Haiti: Vaccination Project Launched To Fight Cholera Outbreak
April 13, 2012 By Staff
Today in Latin America
Top Story — Health workers in Haiti are beginning a pilot project to vaccinate rural Haitians against cholera, though the epidemic has already killed more than 7,000 people over the last eighteen months. Millions of Haitians lacking potable water and sanitation have been exposed to the disease since the country’s devastating 2010 earthquake, and at least 530,000 people have been infected, marking one of the largest cholera outbreaks on record. The World Health Organization approved the Shanchol oral vaccine as safe and effective last November, but the plan to distribute the vaccine to 1 percent of the Haitian population has run up against resistance and delays, including concerns that the vaccination project would be an unethical experiment on Haitians. The project was finally approved by an ethics committee this week after the organizations Partners in Health and GHESKIO submitted updated proposals at the request of the Haitian health ministry, which announced its approval of the project on Wednesday.
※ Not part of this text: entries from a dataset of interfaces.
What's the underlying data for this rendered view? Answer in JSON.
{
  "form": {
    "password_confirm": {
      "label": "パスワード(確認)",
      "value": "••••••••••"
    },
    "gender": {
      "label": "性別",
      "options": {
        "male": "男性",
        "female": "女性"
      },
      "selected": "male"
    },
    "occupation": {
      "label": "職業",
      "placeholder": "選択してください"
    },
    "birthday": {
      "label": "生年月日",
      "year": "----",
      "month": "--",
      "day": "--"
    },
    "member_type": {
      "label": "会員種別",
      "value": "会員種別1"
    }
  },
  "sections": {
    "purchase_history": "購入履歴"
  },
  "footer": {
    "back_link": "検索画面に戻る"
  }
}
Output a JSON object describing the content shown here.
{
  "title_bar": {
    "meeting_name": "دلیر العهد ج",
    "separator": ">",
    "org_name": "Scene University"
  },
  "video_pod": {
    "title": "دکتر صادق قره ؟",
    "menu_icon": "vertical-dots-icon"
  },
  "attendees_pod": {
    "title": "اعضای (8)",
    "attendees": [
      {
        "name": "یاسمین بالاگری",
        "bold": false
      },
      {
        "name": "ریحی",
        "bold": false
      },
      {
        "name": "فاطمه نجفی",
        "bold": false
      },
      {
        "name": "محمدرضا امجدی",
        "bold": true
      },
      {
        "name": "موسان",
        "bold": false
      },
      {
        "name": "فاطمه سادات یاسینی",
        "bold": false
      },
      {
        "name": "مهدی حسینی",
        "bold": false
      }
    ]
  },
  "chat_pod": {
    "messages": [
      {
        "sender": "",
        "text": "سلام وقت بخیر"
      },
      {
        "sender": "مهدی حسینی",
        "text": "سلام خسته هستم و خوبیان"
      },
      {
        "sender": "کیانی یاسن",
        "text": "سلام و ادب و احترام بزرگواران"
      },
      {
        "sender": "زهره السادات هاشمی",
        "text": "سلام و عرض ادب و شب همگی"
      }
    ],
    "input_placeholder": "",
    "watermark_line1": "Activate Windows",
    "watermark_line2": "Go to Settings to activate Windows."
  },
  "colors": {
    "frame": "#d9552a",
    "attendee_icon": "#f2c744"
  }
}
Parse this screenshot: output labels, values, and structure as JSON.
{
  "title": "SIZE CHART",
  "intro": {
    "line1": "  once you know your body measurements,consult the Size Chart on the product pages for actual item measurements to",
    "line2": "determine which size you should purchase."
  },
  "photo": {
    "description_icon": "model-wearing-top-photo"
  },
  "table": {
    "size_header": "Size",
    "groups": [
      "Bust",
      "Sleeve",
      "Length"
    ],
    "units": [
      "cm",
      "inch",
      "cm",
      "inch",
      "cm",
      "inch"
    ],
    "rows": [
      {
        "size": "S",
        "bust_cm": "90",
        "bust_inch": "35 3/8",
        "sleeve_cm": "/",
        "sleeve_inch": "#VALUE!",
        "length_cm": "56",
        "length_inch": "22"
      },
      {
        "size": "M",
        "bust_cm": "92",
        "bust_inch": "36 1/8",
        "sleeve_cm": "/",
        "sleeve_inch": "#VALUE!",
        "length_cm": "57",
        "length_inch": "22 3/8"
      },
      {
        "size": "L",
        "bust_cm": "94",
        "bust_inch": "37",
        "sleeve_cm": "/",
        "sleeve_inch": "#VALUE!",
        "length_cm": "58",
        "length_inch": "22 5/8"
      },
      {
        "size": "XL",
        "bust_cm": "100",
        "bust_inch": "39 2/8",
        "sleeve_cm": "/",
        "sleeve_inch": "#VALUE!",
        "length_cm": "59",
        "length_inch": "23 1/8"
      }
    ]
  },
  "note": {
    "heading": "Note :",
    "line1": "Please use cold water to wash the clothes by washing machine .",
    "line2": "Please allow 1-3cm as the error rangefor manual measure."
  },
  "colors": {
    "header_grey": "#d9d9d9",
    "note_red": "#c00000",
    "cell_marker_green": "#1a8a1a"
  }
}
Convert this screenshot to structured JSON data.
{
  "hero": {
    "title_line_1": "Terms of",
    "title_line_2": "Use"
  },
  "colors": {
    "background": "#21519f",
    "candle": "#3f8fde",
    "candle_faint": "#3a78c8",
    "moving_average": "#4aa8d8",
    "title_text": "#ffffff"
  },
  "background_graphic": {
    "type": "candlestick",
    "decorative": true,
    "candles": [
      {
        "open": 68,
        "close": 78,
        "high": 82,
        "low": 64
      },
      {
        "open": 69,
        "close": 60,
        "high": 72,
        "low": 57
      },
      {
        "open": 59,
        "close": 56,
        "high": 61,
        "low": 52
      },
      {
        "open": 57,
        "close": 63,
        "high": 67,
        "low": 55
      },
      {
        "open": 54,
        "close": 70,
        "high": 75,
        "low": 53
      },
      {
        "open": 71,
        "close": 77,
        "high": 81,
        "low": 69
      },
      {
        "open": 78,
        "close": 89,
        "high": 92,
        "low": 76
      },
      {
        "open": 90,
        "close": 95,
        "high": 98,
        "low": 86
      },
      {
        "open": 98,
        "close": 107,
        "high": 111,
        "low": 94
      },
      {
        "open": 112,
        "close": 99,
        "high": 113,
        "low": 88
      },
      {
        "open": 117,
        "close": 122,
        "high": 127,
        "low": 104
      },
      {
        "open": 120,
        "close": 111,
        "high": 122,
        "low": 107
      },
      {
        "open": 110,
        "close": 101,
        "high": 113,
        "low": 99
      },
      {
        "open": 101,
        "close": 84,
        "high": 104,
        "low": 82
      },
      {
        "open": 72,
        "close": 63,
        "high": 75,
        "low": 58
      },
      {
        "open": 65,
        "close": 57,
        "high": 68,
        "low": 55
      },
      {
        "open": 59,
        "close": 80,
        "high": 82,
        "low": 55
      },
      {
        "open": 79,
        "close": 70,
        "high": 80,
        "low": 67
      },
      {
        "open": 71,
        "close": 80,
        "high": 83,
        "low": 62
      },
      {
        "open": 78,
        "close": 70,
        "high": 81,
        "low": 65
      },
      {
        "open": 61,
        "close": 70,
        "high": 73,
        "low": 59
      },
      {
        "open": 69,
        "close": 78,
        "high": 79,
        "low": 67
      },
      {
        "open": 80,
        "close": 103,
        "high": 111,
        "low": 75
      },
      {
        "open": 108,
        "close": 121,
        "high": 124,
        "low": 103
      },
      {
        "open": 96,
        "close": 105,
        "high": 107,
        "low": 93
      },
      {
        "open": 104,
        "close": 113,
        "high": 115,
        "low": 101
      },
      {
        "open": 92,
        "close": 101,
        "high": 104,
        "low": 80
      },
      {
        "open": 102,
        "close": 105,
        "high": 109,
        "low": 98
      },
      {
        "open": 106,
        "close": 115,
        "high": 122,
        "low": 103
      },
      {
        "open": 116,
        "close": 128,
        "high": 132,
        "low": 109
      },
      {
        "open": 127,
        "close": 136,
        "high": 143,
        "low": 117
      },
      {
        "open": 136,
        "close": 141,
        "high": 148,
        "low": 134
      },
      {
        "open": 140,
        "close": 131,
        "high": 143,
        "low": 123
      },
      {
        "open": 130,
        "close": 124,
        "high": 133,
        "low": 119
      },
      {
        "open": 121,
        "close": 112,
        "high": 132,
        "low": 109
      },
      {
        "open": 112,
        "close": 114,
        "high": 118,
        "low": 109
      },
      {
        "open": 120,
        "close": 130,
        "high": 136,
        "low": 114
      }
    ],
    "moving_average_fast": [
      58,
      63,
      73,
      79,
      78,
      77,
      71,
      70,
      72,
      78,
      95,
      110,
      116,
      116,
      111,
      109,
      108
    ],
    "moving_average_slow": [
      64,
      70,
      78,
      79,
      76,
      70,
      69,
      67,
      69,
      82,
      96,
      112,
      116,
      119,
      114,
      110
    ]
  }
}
The push for the cholera vaccine comes at the onset of rainy season in Haiti, when drinking water can become contaminated by flooding.
Read more from NPR.
Headlines from the Western Hemisphere
- Opponents of Alabama’s tough immigration law spoke out at a public hearing for proposed changes to the law.
- Mexican presidential candidate Josefina Vazquez Mota’s campaign aired ads calling rival candidate Enrique Pena Nieto a “liar”.
- A 4-minute video depicting children living out scenes of violence in an adult-less world has gone viral after it was released by Mexican organization “Our Mexico of the Future”.
- Royal Dutch Shell has spotted a 10-mile square sheen of oil in the Gulf of Mexico, but has yet to determine the cause of the apparent leak.
- Prosecutors in a Guantánamo war crimes tribunal against Abd al Rahim al Nashiri must calculate how much the U.S. spent on investigating the bombing of the USS Cole to help decide al Nashiri’s sentence.
- A restaurant in Miami received threats after a billboard on its roof displayed an ad for a video that defended the “Cuban Five”, who were convicted in the U.S. for spying but are seen as heroes in Cuba.
- A spokesperson for Nicaragua’s national police said that foreign gangs were being detained and deported along the country’s northern border with Honduras
- Somali pirates released the Panama-flagged MV Leila, which they had seized near Oman in February, reportedly after a ransom was paid.
- The Peruvian government said it would not negotiate with Shining Path guerrillas who kidnapped dozens of gas workers on Monday.
- The UNHCR reported that 1,200 to 1,500 refugees a month are fleeing Colombia for Ecuador due to violence.
- Though he has spent much of his campaign battling cancer, Venezuelan President Hugo Chávez maintains as much as a 14-point lead over presidential hopeful Henrique Capriles.
- Silvio Carrasquilla, a former mayor in Colombia and huge fan of Barack Obama, said he hopes to welcome the U.S. president to his home and present him with a donkey named “Demo”.
- Brazil’s Supreme Court on Thursday removed a ban on the abortion of fetuses that have severe forms of brain damage like anencephaly.
- Argentine President Cristina Fernández de Kirchner proposed Thursday to nationalize a majority interest in YPF, Argentina’s largest oil company.
- Construction at the new 2014 World Cup soccer stadium in Salvador, Brazil, was halted due to a strike by construction workers seeking better salaries and benefits.
- Researchers reported that 280 million year-old dinosaur embryos found in Brazil and Uruguay are the oldest ever discovered.
Image: markyturner @ Flickr.